Finally, an Outpost Exchange article offered tips for getting the most nutrients from produce. When eating raw fruits and vegetables, buy organic and eat the skin. Steam vegetables to cook them, so that nutrients don’t run off into the water and get lost. Use vegetables and fruits whole if possible, or cut them into larger rather than smaller pieces. And use foods as soon as possible after buying or cooking them, since they lose nutrients as they age.

DIALOG

Until now, the main reasons that people gave for becoming vegetarian were personal health, and compassion for animals. Social justice was sometimes there too. But environmentalism has mostly been in a fairly distant fourth place.

That may be about to change.

This is not to say that we didn’t already know that environmental preservation is a significant reason to eat less or no meat and dairy. We did; in fact, my subscription to E Magazine dates from their cover article a few years ago that asked how anyone can call him/herself an environmentalist if s/he still eats meat. But the UN Food and Agriculture Organization (FAO) report that came out in December has brought this issue to the forefront, as well as spelling out in some detail all of the environmental problems of keeping livestock – and it named the (obvious) options for reducing the impact.

For one thing, livestock account for 65% of human-related nitrous oxide (from the manure), as well as 37% of all human-induced methane. Both are greenhouse gases, and taken together form a very major component of global warming. Further, for every calorie of meat that people eat, 10 calories of fossil fuels were burned to produce it. One reporter on the subject called livestock-raising “an even more inconvenient truth” (and one that Al Gore didn’t mention): in fact, so as far as stopping global warming goes, buying a more fuel-efficient car turns out to be a paltry effort indeed compared to simply ceasing to eat meat.

But it isn’t just global warming. Livestock raising very often causes water pollution, either from confinement-operation “lagoon” spills or from pastured animals that are allowed to wander right into streams (and defecate near and in them). The air pollution near large animal-confinement operations is often extreme.

Grain-fed livestock, unless they are certified organic, are fed grain grown with chemical fertilizers and pesticides that contribute heavily to additional water pollution and consequent devastation of wildlife. When you count both the land the animals are on and the land that grows their food, a whopping 70% of all agricultural land is taken up. And most of the agricultural land carved out by destruction of rainforests is used either as grazing land or to grow crops for cattle – so rainforest destruction is part of the picture as well. No wonder the FAO report stated that “Livestock are one of the most significant contributors to today’s most serious environmental problems. Urgent action is required to remedy the situation.”

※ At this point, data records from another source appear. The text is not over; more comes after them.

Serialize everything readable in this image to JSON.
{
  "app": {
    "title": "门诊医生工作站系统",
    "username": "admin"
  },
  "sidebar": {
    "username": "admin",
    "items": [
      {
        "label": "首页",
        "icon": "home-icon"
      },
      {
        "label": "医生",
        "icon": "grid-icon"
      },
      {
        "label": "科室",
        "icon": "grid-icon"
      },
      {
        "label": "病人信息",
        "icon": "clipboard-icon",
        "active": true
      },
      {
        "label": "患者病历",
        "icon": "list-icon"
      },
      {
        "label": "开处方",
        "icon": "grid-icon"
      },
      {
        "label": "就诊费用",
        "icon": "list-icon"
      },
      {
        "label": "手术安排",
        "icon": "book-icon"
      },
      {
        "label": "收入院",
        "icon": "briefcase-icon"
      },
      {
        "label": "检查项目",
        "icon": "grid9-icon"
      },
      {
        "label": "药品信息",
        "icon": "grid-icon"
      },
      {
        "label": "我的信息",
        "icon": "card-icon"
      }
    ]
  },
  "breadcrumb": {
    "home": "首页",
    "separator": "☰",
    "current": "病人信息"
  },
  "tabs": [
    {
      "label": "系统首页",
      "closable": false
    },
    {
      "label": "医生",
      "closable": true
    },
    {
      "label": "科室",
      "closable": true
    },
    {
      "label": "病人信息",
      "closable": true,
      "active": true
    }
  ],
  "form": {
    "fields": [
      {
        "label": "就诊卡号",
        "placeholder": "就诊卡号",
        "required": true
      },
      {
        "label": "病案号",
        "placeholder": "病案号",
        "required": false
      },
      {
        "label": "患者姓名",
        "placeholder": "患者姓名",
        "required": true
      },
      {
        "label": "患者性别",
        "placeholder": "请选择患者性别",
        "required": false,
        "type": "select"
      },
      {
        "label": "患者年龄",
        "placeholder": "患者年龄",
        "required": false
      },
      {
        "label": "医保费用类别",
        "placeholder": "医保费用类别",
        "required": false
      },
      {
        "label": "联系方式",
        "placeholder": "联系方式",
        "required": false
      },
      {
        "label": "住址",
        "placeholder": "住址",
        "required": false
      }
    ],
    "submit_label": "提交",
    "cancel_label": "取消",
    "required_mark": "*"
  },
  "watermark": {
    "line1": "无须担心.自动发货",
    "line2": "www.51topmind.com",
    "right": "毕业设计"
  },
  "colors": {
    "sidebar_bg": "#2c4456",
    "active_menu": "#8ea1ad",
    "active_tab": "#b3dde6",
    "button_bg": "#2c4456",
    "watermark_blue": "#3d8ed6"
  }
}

The action that is required is obvious (at least to us vegetarians). The FAO report does note and praise ongoing movements to increase organic food consumption and sustainable agriculture, which are all part of the solution, and also specifically names the rise of vegetarian diets and healthier eating habits. But vegetarianism and near-vegetarianism need to grow a lot faster if they are to help solve Earth’s crisis. This FAO report ought to be taken as a call to vegetarians to make new and greater efforts at educating people about the real and enormous impact of what they put on their plates and in their mouths. It is an impact each of us can completely control – and a really effective way each eater can change the fate of the Earth.